Issue no. 11 mar 2019
homelands far away
Two poems: The Oral Lyric of Life by Chandramohan S
Three Poems: The Lost Mango Tree by Sonnet Mondal
Three Poems: Father Vaskode’s Lesson by Pitambar Naik
Me and Meena at the Marsh by Salil Chaturvedi
The House at 43, Hill Road by Selma Carvalho
Musings by Ben Antao
Sita Valles: A Revolutionary Until Death by Savia Viegas
Pio Gama Pinto: Kenya’s Unsung Martyr, 1927-1965 by Selma Carvalho
A Set of Glass Bangles retold by Heta Pandit
Oviyos translated from the Marathi to English
In Search of Shakespeare’s Bookshop by Ben Antao
Birds by Cordelia B Francis
The Metamorphosis of Hunger by Bina Datwani
Song Sung Blue: Caste, Culture and Consent
In conversation with Savia Viegas about her new book
Luso-Indians: A Mandarin Class by Selma Carvalho
Finding Father: A Norwegian-Goan Story by Selma Carvalho
F N Souza: Rethinking Representation by Jugneeta Sudan
Understanding Loretti Pinto: An Artist At Work by Jugneeta Sudan
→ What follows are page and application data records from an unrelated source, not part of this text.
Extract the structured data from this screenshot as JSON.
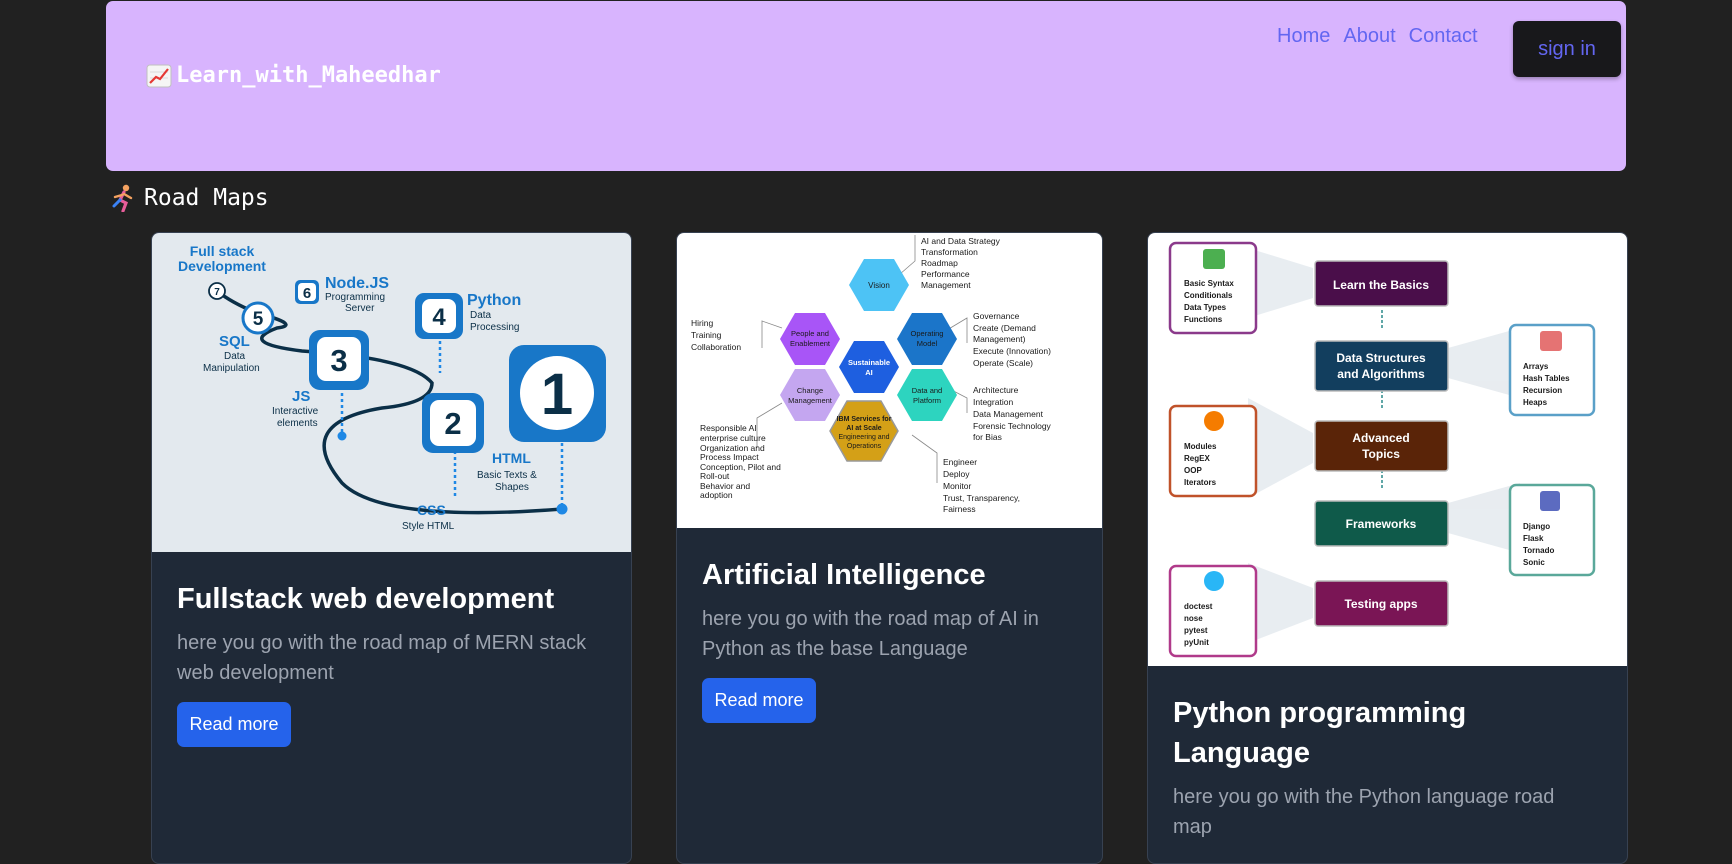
{
  "header": {
    "brand": "Learn_with_Maheedhar",
    "nav": [
      "Home",
      "About",
      "Contact"
    ],
    "signin_label": "sign in"
  },
  "section": {
    "title": "Road Maps"
  },
  "cards": [
    {
      "title": "Fullstack web development",
      "desc": "here you go with the road map of MERN stack web development",
      "button": "Read more",
      "image": {
        "labels": [
          "Full stack Development",
          "Node.JS",
          "Programming Server",
          "Python",
          "Data Processing",
          "SQL",
          "Data Manipulation",
          "JS",
          "Interactive elements",
          "HTML",
          "Basic Texts & Shapes",
          "CSS",
          "Style HTML"
        ],
        "steps": [
          "7",
          "6",
          "5",
          "4",
          "3",
          "2",
          "1"
        ]
      }
    },
    {
      "title": "Artificial Intelligence",
      "desc": "here you go with the road map of AI in Python as the base Language",
      "button": "Read more",
      "image": {
        "hexes": [
          "Vision",
          "People and Enablement",
          "Operating Model",
          "Sustainable AI",
          "Change Management",
          "Data and Platform",
          "IBM Services for AI at Scale",
          "Engineering and Operations"
        ],
        "lists": [
          [
            "AI and Data Strategy",
            "Transformation Roadmap",
            "Performance Management"
          ],
          [
            "Hiring",
            "Training",
            "Collaboration"
          ],
          [
            "Governance",
            "Create (Demand Management)",
            "Execute (Innovation)",
            "Operate (Scale)"
          ],
          [
            "Architecture",
            "Integration",
            "Data Management",
            "Forensic Technology for Bias"
          ],
          [
            "Responsible AI enterprise culture",
            "Organization and Process Impact",
            "Conception, Pilot and Roll-out",
            "Behavior and adoption"
          ],
          [
            "Engineer",
            "Deploy",
            "Monitor",
            "Trust, Transparency, Fairness"
          ]
        ]
      }
    },
    {
      "title": "Python programming Language",
      "desc": "here you go with the Python language road map",
      "button": "Read more",
      "image": {
        "steps": [
          "Learn the Basics",
          "Data Structures and Algorithms",
          "Advanced Topics",
          "Frameworks",
          "Testing apps"
        ],
        "left_lists": [
          [
            "Basic Syntax",
            "Conditionals",
            "Data Types",
            "Functions"
          ],
          [
            "Modules",
            "RegEX",
            "OOP",
            "Iterators"
          ],
          [
            "doctest",
            "nose",
            "pytest",
            "pyUnit"
          ]
        ],
        "right_lists": [
          [
            "Arrays",
            "Hash Tables",
            "Recursion",
            "Heaps"
          ],
          [
            "Django",
            "Flask",
            "Tornado",
            "Sonic"
          ]
        ]
      }
    }
  ],
  "colors": {
    "page_bg": "#212121",
    "header_bg": "#d8b4fe",
    "nav_link": "#6366f1",
    "card_bg": "#1f2937",
    "button": "#2563eb"
  },
  "icons": [
    "chart-increasing-icon",
    "runner-icon"
  ]
}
It is hard to believe that we are already into our third year of publishing the journal. My deepest gratitude to Rochelle Potkar who has been with the journal since its inception in 2017, and Jessica Faleiro who joined in 2018. We now welcome Jugneeta Sudan as Art Review Editor, but Jugneeta has already contributed substantially to the journal. The journal takes many collective hours of sourcing, planning and editing to come to fruition. Without my fellow editors’ input, commissioning and support, the journal would not have been sustained. Writing is always a solitary affair but we must do all we can to build community, and create social and intellectual capital. That is what drives us at the JRLJ, and as such we are committed to featuring new, aspiring literary voices and artists, but also reviewing or showcasing the work of established writers.
The issue is titled, ‘Homelands Far Away,’ as yet again we focus on the contributions of Goans in the diaspora, political activists such as Pio Gama Pinto in Kenya and Sita Valles in Angola, and the mandarin class of doctors, empire created in Bombay. In Finding Father: A Norwegian-Goan Story, we look at what it means to be a biracial Goan. There are wonderful short stories and poems to enjoy, an interview with author Savia Viegas and an art review which focus on the new literary and artistic work coming out of Goa.
Banner image courtesy of poet Salil Chaturvedi. The marshlands of Goa.
The views expressed by contributors do not necessarily reflect those of the Joao Roque Literary Journal. They are here in the spirit of free speech to evoke discussion. You can write to firstname.lastname@example.org if you wish to lodge a complaint.